Exercise requirements:
Go over the data and keep only the lines that include "icon".
-*-*-
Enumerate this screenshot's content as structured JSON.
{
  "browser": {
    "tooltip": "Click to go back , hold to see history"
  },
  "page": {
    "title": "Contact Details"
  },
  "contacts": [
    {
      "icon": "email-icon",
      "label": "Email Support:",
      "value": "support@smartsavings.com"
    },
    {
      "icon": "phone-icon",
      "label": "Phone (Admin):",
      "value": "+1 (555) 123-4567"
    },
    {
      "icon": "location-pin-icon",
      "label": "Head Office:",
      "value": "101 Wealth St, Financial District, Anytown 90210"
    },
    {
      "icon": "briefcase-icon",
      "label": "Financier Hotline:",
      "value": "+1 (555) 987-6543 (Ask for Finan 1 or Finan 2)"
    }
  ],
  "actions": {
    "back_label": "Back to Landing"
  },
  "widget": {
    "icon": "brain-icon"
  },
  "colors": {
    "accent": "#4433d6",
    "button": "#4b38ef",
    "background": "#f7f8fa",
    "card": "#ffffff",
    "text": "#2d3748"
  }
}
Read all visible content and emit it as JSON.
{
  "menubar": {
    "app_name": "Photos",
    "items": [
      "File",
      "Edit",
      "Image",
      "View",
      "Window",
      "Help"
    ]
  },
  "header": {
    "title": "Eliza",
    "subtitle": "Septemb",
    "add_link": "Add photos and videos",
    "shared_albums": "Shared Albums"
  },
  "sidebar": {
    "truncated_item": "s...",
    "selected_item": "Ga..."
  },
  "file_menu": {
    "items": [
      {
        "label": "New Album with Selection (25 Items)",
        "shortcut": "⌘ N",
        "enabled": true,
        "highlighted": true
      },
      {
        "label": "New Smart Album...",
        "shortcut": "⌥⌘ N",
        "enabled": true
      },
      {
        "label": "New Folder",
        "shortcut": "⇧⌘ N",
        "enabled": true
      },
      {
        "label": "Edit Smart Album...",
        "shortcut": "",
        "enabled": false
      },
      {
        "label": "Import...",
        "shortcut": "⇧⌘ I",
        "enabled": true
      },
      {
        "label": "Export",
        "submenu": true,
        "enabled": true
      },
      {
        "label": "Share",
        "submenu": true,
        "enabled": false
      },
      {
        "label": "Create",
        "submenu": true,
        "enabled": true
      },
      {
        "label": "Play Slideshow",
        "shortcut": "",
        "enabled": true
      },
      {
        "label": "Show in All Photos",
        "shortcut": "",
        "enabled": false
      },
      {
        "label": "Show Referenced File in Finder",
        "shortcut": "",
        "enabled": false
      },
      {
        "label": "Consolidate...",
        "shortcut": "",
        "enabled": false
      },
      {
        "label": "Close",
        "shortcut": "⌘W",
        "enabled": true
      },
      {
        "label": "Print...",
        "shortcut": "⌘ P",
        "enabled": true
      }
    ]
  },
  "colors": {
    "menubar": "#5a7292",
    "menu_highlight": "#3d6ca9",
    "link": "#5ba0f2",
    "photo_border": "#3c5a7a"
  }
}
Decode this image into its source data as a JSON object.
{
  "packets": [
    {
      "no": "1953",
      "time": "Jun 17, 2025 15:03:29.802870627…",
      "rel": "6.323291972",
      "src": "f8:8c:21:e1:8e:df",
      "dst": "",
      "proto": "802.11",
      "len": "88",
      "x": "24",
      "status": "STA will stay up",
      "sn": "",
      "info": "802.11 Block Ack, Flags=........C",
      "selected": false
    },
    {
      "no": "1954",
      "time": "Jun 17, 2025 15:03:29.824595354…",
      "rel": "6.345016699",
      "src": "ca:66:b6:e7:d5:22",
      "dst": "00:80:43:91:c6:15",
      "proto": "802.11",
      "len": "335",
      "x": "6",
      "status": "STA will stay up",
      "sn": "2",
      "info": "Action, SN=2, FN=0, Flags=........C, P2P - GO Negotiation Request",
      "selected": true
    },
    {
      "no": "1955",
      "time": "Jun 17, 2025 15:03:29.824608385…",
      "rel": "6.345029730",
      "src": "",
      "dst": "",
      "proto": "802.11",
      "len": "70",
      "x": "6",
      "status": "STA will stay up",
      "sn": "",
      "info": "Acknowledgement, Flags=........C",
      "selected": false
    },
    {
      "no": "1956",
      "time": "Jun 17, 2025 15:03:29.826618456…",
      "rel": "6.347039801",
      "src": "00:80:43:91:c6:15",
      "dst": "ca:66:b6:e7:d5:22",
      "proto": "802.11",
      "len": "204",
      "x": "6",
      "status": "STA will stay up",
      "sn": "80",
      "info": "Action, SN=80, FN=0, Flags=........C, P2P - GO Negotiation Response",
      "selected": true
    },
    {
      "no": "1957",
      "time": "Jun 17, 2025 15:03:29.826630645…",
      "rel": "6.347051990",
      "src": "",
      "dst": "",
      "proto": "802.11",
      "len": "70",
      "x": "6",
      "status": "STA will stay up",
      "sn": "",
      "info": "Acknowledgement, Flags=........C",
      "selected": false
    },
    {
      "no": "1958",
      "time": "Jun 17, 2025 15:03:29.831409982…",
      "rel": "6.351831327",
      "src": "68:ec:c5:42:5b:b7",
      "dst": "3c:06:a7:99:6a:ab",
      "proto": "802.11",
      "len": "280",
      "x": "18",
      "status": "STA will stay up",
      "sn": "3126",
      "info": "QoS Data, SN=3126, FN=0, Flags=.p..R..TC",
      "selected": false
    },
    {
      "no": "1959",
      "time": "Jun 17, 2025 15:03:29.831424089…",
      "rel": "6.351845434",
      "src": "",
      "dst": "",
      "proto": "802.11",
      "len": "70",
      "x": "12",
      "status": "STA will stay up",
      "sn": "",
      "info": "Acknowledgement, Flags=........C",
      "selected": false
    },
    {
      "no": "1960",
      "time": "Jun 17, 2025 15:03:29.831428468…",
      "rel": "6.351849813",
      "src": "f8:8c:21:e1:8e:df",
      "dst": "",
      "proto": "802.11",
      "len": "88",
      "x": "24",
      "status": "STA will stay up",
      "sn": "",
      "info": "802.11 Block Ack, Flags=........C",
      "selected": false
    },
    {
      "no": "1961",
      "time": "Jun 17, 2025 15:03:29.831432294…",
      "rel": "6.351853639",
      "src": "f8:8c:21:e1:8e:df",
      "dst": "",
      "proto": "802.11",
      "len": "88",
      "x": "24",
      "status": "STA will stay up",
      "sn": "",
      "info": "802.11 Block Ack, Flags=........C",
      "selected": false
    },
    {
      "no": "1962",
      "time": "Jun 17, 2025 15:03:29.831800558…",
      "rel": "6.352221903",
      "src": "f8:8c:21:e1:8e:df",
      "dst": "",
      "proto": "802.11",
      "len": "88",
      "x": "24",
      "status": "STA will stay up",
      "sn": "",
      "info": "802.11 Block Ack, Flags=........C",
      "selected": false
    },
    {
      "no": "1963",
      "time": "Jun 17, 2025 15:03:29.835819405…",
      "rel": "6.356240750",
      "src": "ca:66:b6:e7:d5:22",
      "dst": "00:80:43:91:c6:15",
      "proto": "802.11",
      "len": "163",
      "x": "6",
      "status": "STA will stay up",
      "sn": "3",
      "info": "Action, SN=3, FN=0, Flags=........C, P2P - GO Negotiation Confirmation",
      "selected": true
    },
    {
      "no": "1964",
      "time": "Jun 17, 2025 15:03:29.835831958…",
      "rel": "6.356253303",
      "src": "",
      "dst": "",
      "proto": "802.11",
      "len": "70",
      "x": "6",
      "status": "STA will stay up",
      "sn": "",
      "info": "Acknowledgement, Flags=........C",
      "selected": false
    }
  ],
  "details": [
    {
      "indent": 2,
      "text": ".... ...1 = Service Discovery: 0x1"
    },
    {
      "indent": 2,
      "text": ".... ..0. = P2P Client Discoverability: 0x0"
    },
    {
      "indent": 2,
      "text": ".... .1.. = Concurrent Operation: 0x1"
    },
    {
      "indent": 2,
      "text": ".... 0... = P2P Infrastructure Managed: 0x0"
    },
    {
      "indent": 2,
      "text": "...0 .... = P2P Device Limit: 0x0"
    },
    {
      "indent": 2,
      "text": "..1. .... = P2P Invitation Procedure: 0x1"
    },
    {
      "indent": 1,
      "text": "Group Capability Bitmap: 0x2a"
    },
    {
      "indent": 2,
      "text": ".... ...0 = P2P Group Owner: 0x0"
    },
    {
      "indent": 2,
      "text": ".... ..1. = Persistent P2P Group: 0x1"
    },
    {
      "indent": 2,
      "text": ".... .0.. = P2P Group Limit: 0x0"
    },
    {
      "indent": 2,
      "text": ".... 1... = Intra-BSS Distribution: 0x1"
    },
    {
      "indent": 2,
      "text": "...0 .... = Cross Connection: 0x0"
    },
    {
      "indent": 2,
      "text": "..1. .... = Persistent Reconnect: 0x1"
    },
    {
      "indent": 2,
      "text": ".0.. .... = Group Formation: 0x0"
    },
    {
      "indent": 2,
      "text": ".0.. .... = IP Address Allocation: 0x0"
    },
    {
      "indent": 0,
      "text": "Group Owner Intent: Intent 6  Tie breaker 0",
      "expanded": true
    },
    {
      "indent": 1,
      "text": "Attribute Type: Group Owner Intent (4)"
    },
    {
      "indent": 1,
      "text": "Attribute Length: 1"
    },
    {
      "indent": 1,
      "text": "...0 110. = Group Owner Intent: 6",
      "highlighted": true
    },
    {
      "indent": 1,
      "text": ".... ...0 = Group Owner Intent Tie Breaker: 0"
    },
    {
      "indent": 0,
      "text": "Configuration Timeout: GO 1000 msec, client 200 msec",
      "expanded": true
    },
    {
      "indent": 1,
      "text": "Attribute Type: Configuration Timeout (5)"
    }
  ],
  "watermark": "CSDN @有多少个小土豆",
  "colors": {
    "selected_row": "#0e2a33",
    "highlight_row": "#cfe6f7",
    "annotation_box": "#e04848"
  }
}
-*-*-
Answer to this task:
      "icon": "email-icon",
      "icon": "phone-icon",
      "icon": "location-pin-icon",
      "icon": "briefcase-icon",
    "icon": "brain-icon"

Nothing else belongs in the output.